**Problem to work on**
Find the word "rain" in the data below and copy each line that holds it.

**Records excerpted from a collection**
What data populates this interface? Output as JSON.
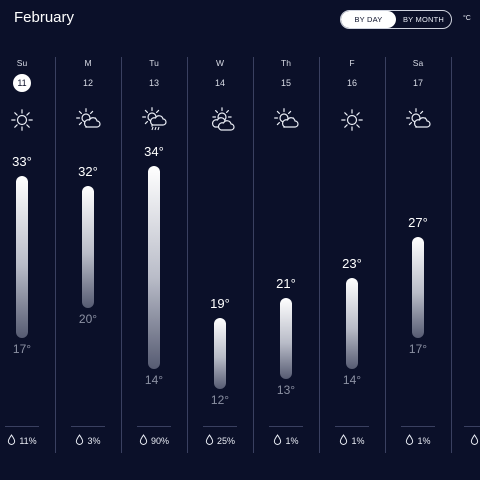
{
  "header": {
    "title": "February",
    "toggle": {
      "by_day": "BY DAY",
      "by_month": "BY MONTH",
      "active": "by_day"
    },
    "unit": "°C"
  },
  "days": [
    {
      "dow": "Su",
      "date": "11",
      "today": true,
      "icon": "sun-icon",
      "high": "33°",
      "low": "17°",
      "rain": "11%",
      "high_value": 33,
      "low_value": 17
    },
    {
      "dow": "M",
      "date": "12",
      "today": false,
      "icon": "sun-cloud-icon",
      "high": "32°",
      "low": "20°",
      "rain": "3%",
      "high_value": 32,
      "low_value": 20
    },
    {
      "dow": "Tu",
      "date": "13",
      "today": false,
      "icon": "sun-cloud-rain-icon",
      "high": "34°",
      "low": "14°",
      "rain": "90%",
      "high_value": 34,
      "low_value": 14
    },
    {
      "dow": "W",
      "date": "14",
      "today": false,
      "icon": "sun-clouds-icon",
      "high": "19°",
      "low": "12°",
      "rain": "25%",
      "high_value": 19,
      "low_value": 12
    },
    {
      "dow": "Th",
      "date": "15",
      "today": false,
      "icon": "sun-cloud-icon",
      "high": "21°",
      "low": "13°",
      "rain": "1%",
      "high_value": 21,
      "low_value": 13
    },
    {
      "dow": "F",
      "date": "16",
      "today": false,
      "icon": "sun-icon",
      "high": "23°",
      "low": "14°",
      "rain": "1%",
      "high_value": 23,
      "low_value": 14
    },
    {
      "dow": "Sa",
      "date": "17",
      "today": false,
      "icon": "sun-cloud-icon",
      "high": "27°",
      "low": "17°",
      "rain": "1%",
      "high_value": 27,
      "low_value": 17
    }
  ]
}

**Exercise solution**
      "rain": "11%",
      "rain": "3%",
      "icon": "sun-cloud-rain-icon",
      "rain": "90%",
      "rain": "25%",
      "rain": "1%",
      "rain": "1%",
      "rain": "1%",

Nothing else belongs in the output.